• _Exercise brief_: Scan the records below and report how many lines contain the word "Must", giving the number by itself.

• _Data records_:
• • • •

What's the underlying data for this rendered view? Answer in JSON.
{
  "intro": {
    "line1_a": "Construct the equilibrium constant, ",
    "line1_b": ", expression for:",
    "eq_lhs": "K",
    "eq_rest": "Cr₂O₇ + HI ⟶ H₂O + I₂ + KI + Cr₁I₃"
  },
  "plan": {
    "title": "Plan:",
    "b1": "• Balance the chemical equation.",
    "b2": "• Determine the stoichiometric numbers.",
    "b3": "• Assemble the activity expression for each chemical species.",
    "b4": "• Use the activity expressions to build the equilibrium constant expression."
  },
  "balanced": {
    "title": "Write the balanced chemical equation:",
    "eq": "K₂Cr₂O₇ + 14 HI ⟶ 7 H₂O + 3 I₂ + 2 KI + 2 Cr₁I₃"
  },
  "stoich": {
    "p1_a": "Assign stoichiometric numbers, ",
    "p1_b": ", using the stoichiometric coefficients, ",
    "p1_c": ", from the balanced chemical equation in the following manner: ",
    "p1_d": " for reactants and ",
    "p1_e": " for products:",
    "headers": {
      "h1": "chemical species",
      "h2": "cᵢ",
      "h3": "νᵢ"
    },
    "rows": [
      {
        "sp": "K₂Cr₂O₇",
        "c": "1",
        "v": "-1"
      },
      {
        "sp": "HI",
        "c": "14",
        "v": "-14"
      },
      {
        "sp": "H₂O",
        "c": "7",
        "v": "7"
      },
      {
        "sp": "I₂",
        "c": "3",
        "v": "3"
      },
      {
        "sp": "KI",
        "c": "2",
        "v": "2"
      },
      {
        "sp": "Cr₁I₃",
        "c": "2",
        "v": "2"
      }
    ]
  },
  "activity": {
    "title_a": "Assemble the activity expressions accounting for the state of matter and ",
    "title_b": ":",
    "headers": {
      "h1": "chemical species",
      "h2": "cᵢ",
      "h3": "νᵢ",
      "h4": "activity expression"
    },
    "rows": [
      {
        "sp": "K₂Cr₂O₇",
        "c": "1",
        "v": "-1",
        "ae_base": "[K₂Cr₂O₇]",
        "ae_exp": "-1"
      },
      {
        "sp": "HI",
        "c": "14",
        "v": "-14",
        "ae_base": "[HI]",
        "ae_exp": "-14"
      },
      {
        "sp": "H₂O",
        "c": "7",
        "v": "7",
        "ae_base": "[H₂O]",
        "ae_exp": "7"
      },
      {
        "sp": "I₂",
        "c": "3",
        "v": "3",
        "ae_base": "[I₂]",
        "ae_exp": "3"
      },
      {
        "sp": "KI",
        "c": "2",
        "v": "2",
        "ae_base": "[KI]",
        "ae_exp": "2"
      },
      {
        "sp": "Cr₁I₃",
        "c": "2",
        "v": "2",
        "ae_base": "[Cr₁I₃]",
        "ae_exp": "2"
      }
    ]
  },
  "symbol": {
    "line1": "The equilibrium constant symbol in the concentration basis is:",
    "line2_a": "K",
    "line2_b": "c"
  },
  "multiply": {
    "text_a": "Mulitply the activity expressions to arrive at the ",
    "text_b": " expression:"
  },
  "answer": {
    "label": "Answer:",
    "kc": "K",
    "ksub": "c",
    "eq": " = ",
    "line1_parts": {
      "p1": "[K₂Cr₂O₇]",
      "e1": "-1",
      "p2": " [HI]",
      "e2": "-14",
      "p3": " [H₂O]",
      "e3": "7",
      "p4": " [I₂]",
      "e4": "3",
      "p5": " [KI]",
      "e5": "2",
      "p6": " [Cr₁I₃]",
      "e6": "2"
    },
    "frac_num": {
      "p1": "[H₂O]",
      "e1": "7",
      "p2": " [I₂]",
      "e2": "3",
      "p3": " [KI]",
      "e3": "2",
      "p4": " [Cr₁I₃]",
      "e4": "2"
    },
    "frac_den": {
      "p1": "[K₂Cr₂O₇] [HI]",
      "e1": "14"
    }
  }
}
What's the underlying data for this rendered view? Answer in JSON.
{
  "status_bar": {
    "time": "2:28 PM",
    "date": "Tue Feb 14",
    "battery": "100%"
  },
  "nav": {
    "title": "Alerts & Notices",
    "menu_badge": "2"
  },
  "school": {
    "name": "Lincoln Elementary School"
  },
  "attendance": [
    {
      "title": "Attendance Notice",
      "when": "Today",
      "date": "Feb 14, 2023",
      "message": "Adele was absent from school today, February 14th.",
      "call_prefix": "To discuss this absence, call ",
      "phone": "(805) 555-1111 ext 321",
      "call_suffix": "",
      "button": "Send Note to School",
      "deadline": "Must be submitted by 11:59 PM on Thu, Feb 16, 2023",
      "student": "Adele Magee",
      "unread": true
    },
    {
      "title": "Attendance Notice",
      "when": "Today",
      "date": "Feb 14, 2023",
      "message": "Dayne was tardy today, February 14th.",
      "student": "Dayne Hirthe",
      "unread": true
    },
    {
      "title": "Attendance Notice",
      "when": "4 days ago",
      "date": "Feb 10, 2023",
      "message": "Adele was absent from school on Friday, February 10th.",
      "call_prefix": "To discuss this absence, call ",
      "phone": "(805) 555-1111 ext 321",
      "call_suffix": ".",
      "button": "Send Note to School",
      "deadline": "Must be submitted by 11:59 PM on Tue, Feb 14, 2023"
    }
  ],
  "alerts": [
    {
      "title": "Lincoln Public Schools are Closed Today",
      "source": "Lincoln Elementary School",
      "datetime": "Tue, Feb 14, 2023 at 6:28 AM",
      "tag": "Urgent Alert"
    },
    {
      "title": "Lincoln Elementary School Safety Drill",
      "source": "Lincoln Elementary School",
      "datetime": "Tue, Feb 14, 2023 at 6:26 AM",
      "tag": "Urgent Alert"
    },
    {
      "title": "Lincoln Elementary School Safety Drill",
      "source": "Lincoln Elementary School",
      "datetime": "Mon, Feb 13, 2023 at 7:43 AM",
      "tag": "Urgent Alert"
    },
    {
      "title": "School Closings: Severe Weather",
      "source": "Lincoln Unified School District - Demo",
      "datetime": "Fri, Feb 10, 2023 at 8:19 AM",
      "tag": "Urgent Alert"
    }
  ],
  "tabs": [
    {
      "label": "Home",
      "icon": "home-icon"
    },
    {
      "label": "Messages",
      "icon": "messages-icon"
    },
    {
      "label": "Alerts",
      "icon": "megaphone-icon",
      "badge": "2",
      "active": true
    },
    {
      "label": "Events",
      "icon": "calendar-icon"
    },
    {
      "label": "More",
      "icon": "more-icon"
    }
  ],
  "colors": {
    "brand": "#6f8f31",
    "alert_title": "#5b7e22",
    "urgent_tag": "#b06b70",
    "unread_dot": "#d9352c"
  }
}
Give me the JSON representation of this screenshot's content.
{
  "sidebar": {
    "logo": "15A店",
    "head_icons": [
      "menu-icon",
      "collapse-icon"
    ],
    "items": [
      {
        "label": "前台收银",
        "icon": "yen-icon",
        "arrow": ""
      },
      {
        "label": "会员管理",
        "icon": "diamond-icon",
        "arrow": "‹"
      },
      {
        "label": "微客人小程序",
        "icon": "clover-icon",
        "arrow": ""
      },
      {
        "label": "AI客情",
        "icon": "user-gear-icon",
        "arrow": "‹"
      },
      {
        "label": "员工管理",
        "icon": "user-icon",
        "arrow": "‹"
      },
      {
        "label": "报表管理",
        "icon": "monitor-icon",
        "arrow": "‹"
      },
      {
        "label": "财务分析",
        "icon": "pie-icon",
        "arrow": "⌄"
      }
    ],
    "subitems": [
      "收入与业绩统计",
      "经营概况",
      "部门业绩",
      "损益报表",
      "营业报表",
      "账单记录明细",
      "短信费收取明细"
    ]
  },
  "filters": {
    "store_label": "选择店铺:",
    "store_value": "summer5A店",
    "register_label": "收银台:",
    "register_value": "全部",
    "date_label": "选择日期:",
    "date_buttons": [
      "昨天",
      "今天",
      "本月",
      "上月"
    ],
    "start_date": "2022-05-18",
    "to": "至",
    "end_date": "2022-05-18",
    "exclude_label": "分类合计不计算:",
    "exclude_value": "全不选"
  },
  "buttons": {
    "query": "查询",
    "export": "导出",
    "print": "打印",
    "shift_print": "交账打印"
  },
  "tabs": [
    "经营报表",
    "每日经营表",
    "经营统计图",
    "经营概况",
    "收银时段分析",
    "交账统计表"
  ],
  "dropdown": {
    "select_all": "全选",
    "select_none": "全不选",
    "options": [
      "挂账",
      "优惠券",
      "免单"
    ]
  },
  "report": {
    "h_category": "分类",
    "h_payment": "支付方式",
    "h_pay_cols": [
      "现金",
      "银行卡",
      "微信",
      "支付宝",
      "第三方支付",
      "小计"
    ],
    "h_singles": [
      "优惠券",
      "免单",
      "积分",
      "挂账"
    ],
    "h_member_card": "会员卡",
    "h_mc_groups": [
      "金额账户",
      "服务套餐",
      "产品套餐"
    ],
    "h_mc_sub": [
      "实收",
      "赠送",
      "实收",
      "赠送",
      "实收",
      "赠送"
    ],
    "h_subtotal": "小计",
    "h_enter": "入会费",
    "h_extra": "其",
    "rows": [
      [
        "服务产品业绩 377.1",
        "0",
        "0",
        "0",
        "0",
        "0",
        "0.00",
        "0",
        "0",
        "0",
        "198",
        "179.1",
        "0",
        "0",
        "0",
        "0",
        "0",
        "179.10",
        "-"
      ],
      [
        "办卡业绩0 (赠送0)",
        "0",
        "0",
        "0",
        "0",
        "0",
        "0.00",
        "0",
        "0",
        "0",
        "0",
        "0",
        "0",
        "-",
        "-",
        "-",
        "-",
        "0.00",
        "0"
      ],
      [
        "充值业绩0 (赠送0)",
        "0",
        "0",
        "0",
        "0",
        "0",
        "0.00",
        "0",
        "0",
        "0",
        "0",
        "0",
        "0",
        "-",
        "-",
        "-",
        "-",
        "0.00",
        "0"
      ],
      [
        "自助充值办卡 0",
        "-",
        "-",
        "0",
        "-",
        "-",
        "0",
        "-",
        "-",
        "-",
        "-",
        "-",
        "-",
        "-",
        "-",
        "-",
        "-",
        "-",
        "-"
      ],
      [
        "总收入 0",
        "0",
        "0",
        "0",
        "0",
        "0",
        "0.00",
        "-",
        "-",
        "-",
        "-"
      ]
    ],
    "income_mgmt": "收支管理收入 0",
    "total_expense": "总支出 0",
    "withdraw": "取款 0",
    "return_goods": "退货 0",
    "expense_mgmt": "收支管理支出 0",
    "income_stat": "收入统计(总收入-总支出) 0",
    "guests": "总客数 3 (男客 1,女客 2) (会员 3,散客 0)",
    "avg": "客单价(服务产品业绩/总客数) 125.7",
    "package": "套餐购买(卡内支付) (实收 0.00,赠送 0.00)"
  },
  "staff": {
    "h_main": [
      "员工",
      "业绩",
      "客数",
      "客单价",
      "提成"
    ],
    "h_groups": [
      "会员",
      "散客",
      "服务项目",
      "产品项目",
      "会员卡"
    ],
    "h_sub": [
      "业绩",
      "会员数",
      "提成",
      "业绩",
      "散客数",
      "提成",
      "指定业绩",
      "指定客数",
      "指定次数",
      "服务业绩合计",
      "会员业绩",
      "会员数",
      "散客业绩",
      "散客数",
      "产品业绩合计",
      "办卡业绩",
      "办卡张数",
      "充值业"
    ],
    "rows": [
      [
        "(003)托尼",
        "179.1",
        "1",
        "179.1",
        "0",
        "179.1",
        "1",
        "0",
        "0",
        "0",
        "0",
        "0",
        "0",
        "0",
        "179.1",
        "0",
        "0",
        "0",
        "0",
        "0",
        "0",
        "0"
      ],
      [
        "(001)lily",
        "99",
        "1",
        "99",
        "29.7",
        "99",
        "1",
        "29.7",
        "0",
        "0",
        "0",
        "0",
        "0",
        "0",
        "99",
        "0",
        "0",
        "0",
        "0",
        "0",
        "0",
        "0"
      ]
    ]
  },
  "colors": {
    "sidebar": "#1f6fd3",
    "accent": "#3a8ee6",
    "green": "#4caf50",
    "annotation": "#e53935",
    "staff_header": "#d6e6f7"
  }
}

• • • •

• _Exercise result_: 2